With 1.7 million people waving signs, pennants and brooms lining the streets on a gloriously sunny day yesterday, the Philadelphia 76ers shared the NBA championship with their fans.

The parade began in the downtown area and proceeded about five miles down Broad Street to Veterans Stadium, where a crowd of 62,000 welcomed the team.

The parade snaked through crowds that were 10 and 15 deep in most areas, as confetti, torn telephone books and ticker tape cascaded through the windows of buildings as the 76ers passed.

"This is the biggest crowd I've ever seen in Philadelphia watching a parade," said Police Inspector Bernard Small.

As the team passed, many yelled "Sweep, Sweep, Sweep" or "We're No. 1," while Coach Billy Cunningham and owner Harold Katz balanced the NBA championship trophy on the front railing of the flatbed truck they rode.

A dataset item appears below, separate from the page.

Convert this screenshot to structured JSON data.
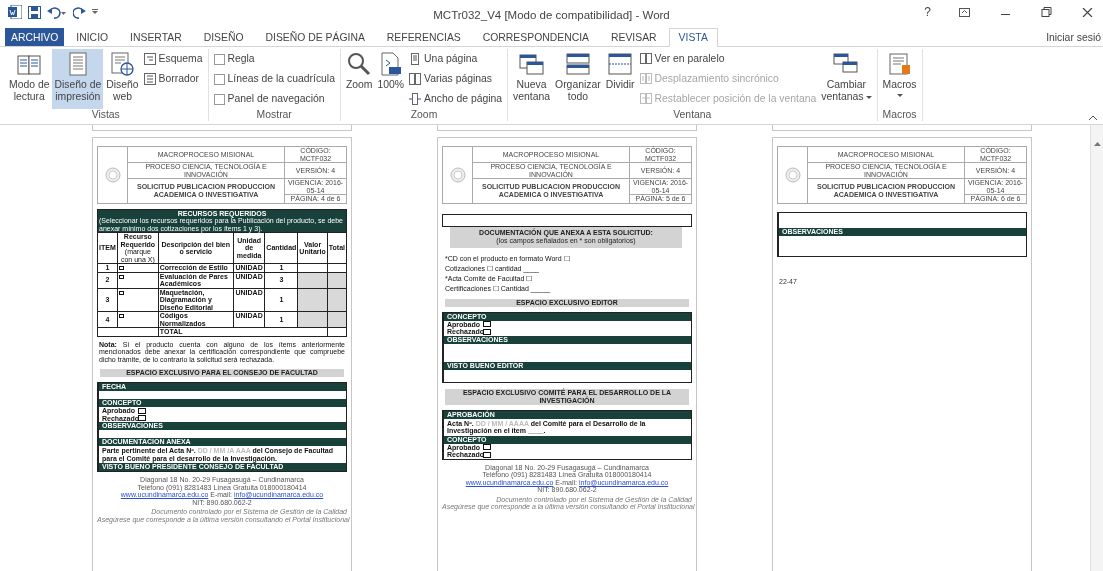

Julius Erving and Andrew Toney were so taken by the celebrating that they began an impromptu dance as their car wheeled around inside the Vet.

"We thank you fans from the bottom of our hearts for this day and coming out here and sharing this with us," said Erving, who received the loudest and longest ovation. "There was nothing pretty about what we did to the NBA this year. It was absolutely beautiful" . . .

A group of Connecticut businessmen has reportedly made the Boston Celtics an offer to guarantee more than 10,000 season ticket sales if they played half their home games at the Hartford Civic Center, according to the Boston Globe.